So the other day I was making my son, the son without peanut allergies, a peanut butter and jelly sandwich and glass of milk. I glanced at the label on the peanut butter jar and noticed "CONTAINS PEANUTS." highlighted in bold, below the ingredients, which clearly lists "dry roasted peanuts" as the main ingredient. Interesting.
Then I grabbed the bag of Sara Lee 100% Whole Wheat bread, looked at the label, and saw that in addition to the multiple mentions of wheat in the ingredients, it also says CONTAINS WHEAT, MILK AND SOY. Like we didn't already know the WHEAT bread contains WHEAT!
After putting the finishing touches on the PB&J, slicing off the crusts and cutting the the sandwich in half, it was time to pour the milk. Sure enough, underneath the ingredients of this Trader Joe's milk carton that clearly indicates milk three times in the ingredients, is the statement CONTAINS MILK.
Isn't this a bit overkill!?? Does someone think I'm stupid? (Don't answer that.)
The Food Allergen Labeling and Consumer Protection Act (FALCPA) of 2004 initiated new food labeling requirements for eight food groups that, according to the FDA, are the source of 90% of food allergies in the U.S. Food allergies affect 2% of adults and 5% of children.
The eight foods, all proteins, are milk, eggs, fish (e.g., bass, flounder, cod), Crustacean shellfish (e.g., crab, lobster, shrimp), tree nuts (e.g., almonds, walnuts, pecans), peanuts, wheat and soybeans.
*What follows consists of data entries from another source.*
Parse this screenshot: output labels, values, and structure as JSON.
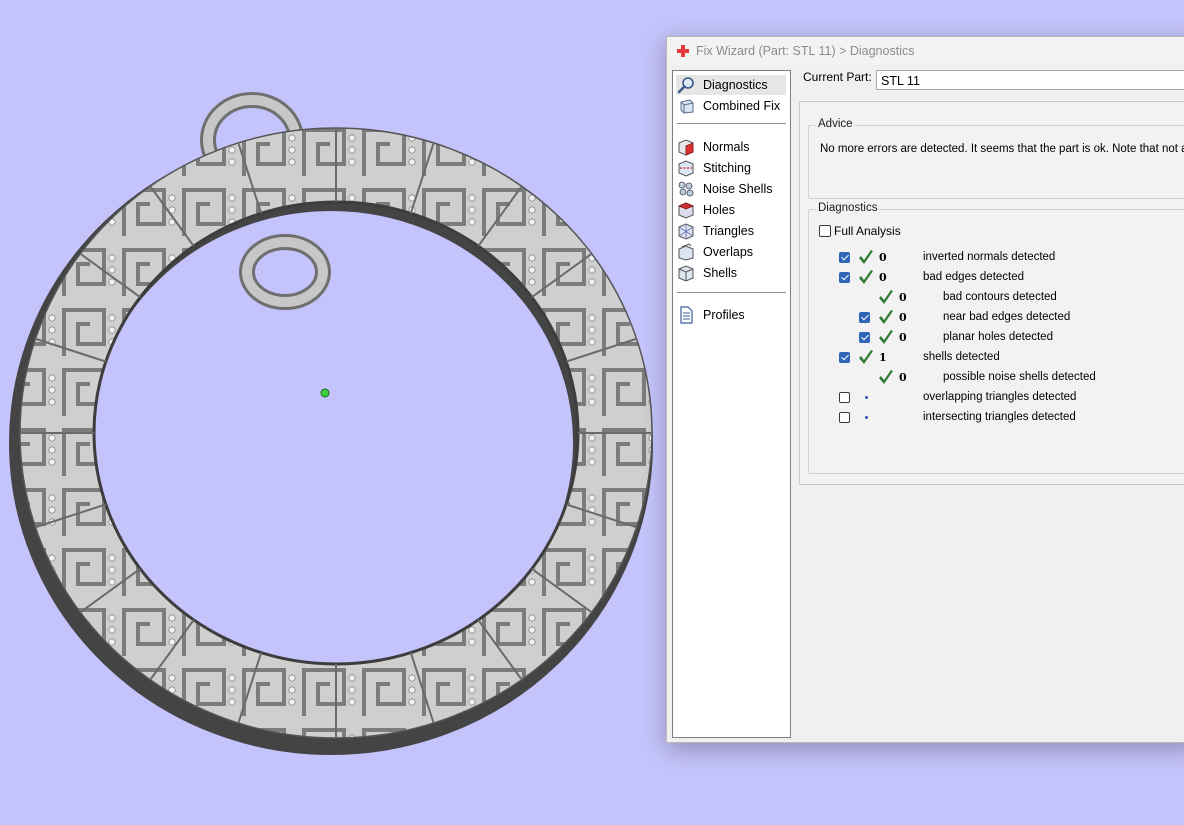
{
  "window": {
    "title": "Fix Wizard (Part: STL 11) > Diagnostics",
    "current_part_label": "Current Part:",
    "current_part_value": "STL 11"
  },
  "nav": {
    "items": [
      {
        "label": "Diagnostics",
        "icon": "diagnostics-magnifier-icon",
        "selected": true
      },
      {
        "label": "Combined Fix",
        "icon": "combined-fix-icon"
      },
      {
        "label": "Normals",
        "icon": "normals-icon"
      },
      {
        "label": "Stitching",
        "icon": "stitching-icon"
      },
      {
        "label": "Noise Shells",
        "icon": "noise-shells-icon"
      },
      {
        "label": "Holes",
        "icon": "holes-icon"
      },
      {
        "label": "Triangles",
        "icon": "triangles-icon"
      },
      {
        "label": "Overlaps",
        "icon": "overlaps-icon"
      },
      {
        "label": "Shells",
        "icon": "shells-icon"
      },
      {
        "label": "Profiles",
        "icon": "profiles-document-icon"
      }
    ]
  },
  "advice": {
    "title": "Advice",
    "text": "No more errors are detected. It seems that the part is ok. Note that not all"
  },
  "diagnostics": {
    "title": "Diagnostics",
    "full_analysis_label": "Full Analysis",
    "full_analysis_checked": false,
    "rows": [
      {
        "checkbox": "checked",
        "status": "ok",
        "count": "0",
        "label": "inverted normals detected",
        "indent": 0
      },
      {
        "checkbox": "checked",
        "status": "ok",
        "count": "0",
        "label": "bad edges detected",
        "indent": 0
      },
      {
        "checkbox": "none",
        "status": "ok",
        "count": "0",
        "label": "bad contours detected",
        "indent": 1
      },
      {
        "checkbox": "checked",
        "status": "ok",
        "count": "0",
        "label": "near bad edges detected",
        "indent": 1
      },
      {
        "checkbox": "checked",
        "status": "ok",
        "count": "0",
        "label": "planar holes detected",
        "indent": 1
      },
      {
        "checkbox": "checked",
        "status": "ok",
        "count": "1",
        "label": "shells detected",
        "indent": 0
      },
      {
        "checkbox": "none",
        "status": "ok",
        "count": "0",
        "label": "possible noise shells detected",
        "indent": 1
      },
      {
        "checkbox": "unchecked",
        "status": "pending",
        "count": "",
        "label": "overlapping triangles detected",
        "indent": 0
      },
      {
        "checkbox": "unchecked",
        "status": "pending",
        "count": "",
        "label": "intersecting triangles detected",
        "indent": 0
      }
    ]
  },
  "colors": {
    "viewport_background": "#c4c3fb",
    "model_grey": "#c8c8c8",
    "check_green": "#2e7d32",
    "checkbox_blue": "#2e65b6",
    "app_icon_red": "#e23b3b"
  }
}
Source: FDA.gov: FALCPA requires food manufacturers to label food products that contain an ingredient that is or contains protein from a major food allergen in one of two ways:
The first option for food manufacturers is to include the name of the food source in parenthesis following the common or usual name of the major food allergen in the list of ingredients in instances when the name of the food source of the major allergen does not appear elsewhere in the ingredient statement.
The second option is to place the word "Contains" followed by the name of the food source from which the major food allergen is derived, immediately after or adjacent to the list of ingredients, in type size that is no smaller than the type size used for the list of ingredients.
I've underlined the statement that puzzles me. If the allergen appears elsewhere in the ingredient statement, it would appear the label meets FALCPA labeling requirements. Yet, the labels shown above all include the redundant "CONTAINS (PEANUTS/WHEAT/MILK)" statement anyways. Why, why, why? I suspect the manufacturers figure, why not. Maybe someone will blog about it and give us free publicity.
So later on, after the kid's belly was full, I thought, what other allergens lurk in our fridge? Ah ha! Eggs! It took me a bit longer to find the label on the egg carton, hidden on the inside cover (hey, I don't cook much). I was actually a bit disappointed to NOT find the statement "CONTAINS EGGS" on the label. Darn it, now I'm left to wonder, are these really eggs?
To learn more about FALCPA requirements, visit www.fda.gov or download an actual pdf copy of the law at www.fda.gov/downloads/Food/GuidanceRegulation/UCM179394.pdf. Joking aside, it's a great law that helps food allergy sufferers more clearly identify foods that could cause them much grief.